Burry says technology has been the key to its progress, and it will be the same for the Notre Dame rebuild. Both cathedrals are among those recently mapped using extraordinary new laser technology.
"I cannot overstate the value that that will be to the restoration team," he says. "It'll give them all the information they need."
The 3D models are so accurate, they will even provide information for parts of the structure that had started crumbling away after 856 years of rain, snow and pollution.
The decay is so serious, a major renovation project was already underway - which Tuesday's fire may have actually helped.
"It'll actually be quicker and more effective building from scratch, rather than trying to take the odd stone away and replace it with a fresh piece," Burry says.
This is good news, but he says complications will arise and delays will be caused by a fierce cultural debate over what the 'new' Notre Dame should look like.
"I suspect the popular view is to try to get it to look as close to it was before the fire, but the trouble is it will look like it was built yesterday and not 850 years ago."

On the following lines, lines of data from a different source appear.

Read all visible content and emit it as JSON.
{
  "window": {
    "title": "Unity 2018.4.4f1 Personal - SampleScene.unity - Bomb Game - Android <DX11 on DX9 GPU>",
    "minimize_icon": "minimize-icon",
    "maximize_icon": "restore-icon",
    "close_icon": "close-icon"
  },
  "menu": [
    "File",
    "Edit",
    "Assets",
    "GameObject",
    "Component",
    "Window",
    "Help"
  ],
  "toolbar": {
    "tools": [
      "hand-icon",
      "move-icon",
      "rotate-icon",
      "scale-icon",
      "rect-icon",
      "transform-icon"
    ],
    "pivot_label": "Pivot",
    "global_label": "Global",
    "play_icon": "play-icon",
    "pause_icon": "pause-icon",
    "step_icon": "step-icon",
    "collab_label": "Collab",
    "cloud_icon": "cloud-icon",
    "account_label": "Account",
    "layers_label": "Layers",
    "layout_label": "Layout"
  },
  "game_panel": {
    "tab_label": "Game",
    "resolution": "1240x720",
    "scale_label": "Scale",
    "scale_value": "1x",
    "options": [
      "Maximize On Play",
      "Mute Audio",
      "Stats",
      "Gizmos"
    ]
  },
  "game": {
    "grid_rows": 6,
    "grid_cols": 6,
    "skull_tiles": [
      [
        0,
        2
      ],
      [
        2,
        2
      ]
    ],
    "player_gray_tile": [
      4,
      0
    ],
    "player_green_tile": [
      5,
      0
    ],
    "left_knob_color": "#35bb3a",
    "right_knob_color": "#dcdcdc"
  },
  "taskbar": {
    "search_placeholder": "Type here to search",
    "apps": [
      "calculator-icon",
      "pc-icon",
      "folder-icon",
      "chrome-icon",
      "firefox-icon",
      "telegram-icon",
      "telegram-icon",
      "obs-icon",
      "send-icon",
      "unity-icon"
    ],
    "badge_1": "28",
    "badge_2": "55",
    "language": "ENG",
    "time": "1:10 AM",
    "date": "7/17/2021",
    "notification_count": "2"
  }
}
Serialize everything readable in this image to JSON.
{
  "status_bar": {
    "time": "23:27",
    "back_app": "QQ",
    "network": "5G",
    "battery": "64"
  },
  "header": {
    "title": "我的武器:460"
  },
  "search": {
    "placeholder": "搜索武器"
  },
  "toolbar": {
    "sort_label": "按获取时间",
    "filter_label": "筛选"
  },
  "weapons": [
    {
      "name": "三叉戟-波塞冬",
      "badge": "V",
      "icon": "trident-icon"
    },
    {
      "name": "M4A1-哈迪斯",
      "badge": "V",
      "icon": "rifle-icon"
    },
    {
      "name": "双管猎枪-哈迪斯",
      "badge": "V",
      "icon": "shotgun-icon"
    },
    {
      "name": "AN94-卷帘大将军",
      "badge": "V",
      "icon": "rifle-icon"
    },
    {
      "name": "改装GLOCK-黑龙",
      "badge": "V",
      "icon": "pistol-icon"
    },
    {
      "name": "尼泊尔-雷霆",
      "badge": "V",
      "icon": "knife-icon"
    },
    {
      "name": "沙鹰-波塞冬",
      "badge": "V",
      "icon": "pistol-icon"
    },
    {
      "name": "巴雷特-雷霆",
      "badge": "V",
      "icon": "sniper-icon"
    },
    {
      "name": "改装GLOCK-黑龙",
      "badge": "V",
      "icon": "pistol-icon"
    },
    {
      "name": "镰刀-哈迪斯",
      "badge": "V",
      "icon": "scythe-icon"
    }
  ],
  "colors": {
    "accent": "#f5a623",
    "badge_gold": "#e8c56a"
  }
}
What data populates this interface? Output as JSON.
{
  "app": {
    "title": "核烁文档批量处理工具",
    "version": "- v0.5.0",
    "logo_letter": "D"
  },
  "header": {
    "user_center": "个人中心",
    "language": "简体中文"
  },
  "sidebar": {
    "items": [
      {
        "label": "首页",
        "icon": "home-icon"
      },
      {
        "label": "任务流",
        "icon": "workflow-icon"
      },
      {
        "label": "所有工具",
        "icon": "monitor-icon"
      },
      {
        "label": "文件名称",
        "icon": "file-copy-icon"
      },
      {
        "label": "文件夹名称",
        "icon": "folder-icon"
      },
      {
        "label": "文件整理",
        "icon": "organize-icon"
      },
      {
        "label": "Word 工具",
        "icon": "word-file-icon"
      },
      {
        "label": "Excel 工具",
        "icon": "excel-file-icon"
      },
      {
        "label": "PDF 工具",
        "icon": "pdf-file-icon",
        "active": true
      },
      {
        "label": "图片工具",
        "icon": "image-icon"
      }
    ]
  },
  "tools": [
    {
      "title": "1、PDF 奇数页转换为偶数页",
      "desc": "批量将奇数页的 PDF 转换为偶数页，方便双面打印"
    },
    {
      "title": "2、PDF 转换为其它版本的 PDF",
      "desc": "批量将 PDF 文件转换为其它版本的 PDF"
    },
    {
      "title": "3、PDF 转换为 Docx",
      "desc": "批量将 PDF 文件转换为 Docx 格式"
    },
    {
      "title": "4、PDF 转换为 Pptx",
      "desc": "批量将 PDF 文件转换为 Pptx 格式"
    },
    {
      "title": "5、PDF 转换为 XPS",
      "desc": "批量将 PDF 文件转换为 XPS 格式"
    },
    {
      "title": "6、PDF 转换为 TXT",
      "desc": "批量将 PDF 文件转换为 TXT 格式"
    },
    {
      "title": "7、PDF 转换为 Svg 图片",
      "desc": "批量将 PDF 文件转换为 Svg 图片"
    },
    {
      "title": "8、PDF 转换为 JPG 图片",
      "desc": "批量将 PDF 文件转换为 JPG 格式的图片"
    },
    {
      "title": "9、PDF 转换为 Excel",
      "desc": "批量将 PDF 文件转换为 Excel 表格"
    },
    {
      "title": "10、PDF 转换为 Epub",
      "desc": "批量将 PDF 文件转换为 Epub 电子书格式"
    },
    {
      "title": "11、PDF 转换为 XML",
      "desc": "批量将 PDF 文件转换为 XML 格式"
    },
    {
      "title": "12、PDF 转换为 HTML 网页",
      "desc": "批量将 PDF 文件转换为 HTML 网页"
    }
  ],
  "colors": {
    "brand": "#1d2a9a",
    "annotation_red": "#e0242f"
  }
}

He says embracing new architecture can be just as powerful as replicating the old.
"The spire, which was the first part that collapsed, was built in the 19th Century by Eugène Viollet-le-Duc. It had already collapsed from an earlier edition, and as far as I know, he didn't repeat what had already been there."
It's proof a new design can actually become something iconic in its own right.